The menu the inspector ate was a three course, €70 dinner with just one dessert; two days after his visit, the government closed indoor dining once more.

But it had been enough of a window to secure a star, one that was awarded remotely via a videolink to Turkey, where Dede had managed to get home to see his family for the first time since the pandemic began.

“It was really special,” he says. “It felt like it was meant to be, with my mum and dad there beside me.”

Archer still looks on it as a miracle. “There was so much excitement around it because it had seemed practically impossible,” she says. “The whole village was buzzing, it was just wondrous.”

At this year’s Michelin guide announcement - an in-person event held in England in March - the second star came to Baltimore. Archer was stunned (“I was knees were nearly going from under me”), but Dede had felt that things were moving in that direction.

“When your restaurant has found its identity, its personality, and when it’s different to anywhere else, that’s when things like this happen. We’d had such a good reaction from the customers, and that tells you a lot too,” he says.

Is there a typical Dede customer? “Not really, and that’s lovely,” Archer says.

“So far the age range has gone from eight to 97. Since the second star came, we’ve seen a lot more overseas visitors - from Turkey of course, because Ahmet has had so much coverage there, but also from Germany, London, Paris, Holland.”

That extra business means the restaurant will be open for longer this year than Archer and Dede had initially planned.
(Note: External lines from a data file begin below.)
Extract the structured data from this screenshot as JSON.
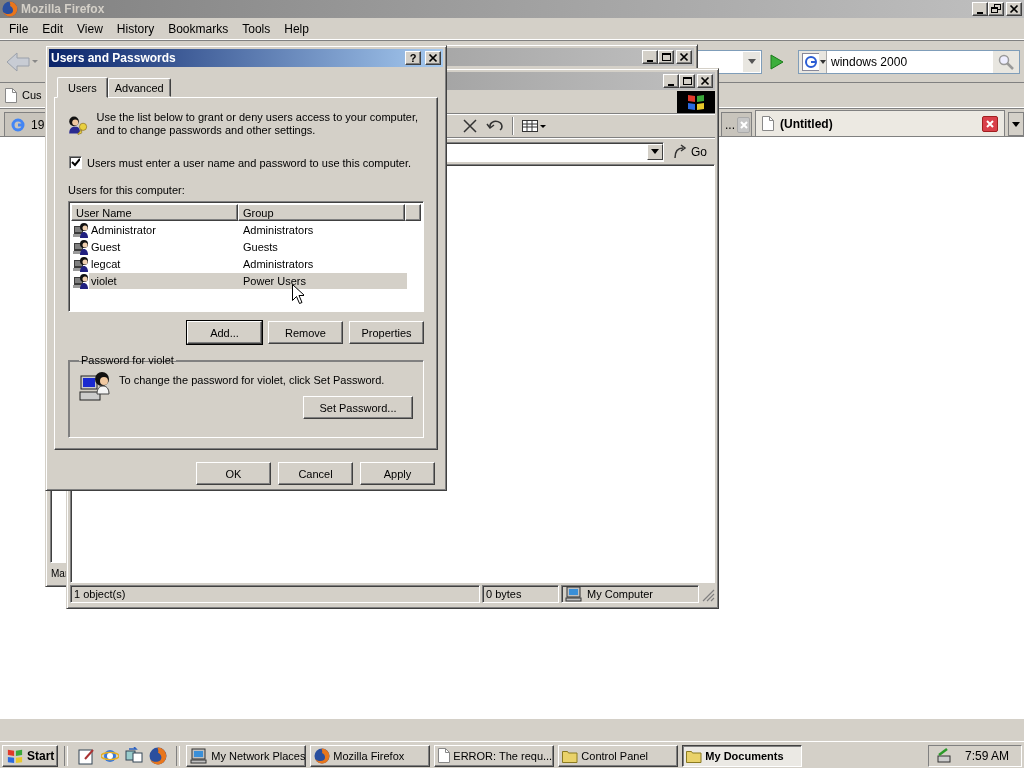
{
  "firefox": {
    "title": "Mozilla Firefox",
    "menu": [
      "File",
      "Edit",
      "View",
      "History",
      "Bookmarks",
      "Tools",
      "Help"
    ],
    "search": {
      "value": "windows 2000"
    },
    "bookmarks": [
      "Cus"
    ],
    "tabs": [
      {
        "label": "19",
        "selected": false
      },
      {
        "label": "...",
        "selected": false
      },
      {
        "label": "(Untitled)",
        "selected": true
      }
    ]
  },
  "control_panel": {
    "pane_label": "Mar"
  },
  "explorer": {
    "go_label": "Go",
    "status": [
      "1 object(s)",
      "0 bytes",
      "My Computer"
    ]
  },
  "dialog": {
    "title": "Users and Passwords",
    "help": "?",
    "tabs": [
      {
        "label": "Users",
        "selected": true
      },
      {
        "label": "Advanced",
        "selected": false
      }
    ],
    "intro": "Use the list below to grant or deny users access to your computer, and to change passwords and other settings.",
    "require_login": {
      "label": "Users must enter a user name and password to use this computer.",
      "checked": true
    },
    "list_label": "Users for this computer:",
    "columns": [
      "User Name",
      "Group"
    ],
    "users": [
      {
        "name": "Administrator",
        "group": "Administrators",
        "selected": false
      },
      {
        "name": "Guest",
        "group": "Guests",
        "selected": false
      },
      {
        "name": "legcat",
        "group": "Administrators",
        "selected": false
      },
      {
        "name": "violet",
        "group": "Power Users",
        "selected": true
      }
    ],
    "list_buttons": [
      "Add...",
      "Remove",
      "Properties"
    ],
    "password": {
      "legend": "Password for violet",
      "text": "To change the password for violet, click Set Password.",
      "button": "Set Password..."
    },
    "buttons": [
      "OK",
      "Cancel",
      "Apply"
    ]
  },
  "taskbar": {
    "start": "Start",
    "tasks": [
      {
        "label": "My Network Places",
        "selected": false
      },
      {
        "label": "Mozilla Firefox",
        "selected": false
      },
      {
        "label": "ERROR: The requ...",
        "selected": false
      },
      {
        "label": "Control Panel",
        "selected": false
      },
      {
        "label": "My Documents",
        "selected": true
      }
    ],
    "clock": "7:59 AM"
  }
}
It will close on October 1 for an autumn break, then reopen on October 12. Service will then run through until New Year's Eve before the restaurant closes for January and reopens for the February 2024 bank holiday weekend.

This, Archer says, will have been their first normal year in operation, and will allow them to get a much better overview of the financial opportunities and limitations.

Now firmly setted in Baltimore with his partner Carly and their daughter Aleyna, Dede has plenty of ambition left. “I’d love to see us open a small hotel, somewhere really lovely where the Dede guests could stay,” he says.

It’s a long way from the cafe and deli Archer envisaged as her path to a life in west Cork, but it has, she says, been a true adventure. “We have lots of dreams and ambitions,” she says. “Who knows what we will end up doing here.”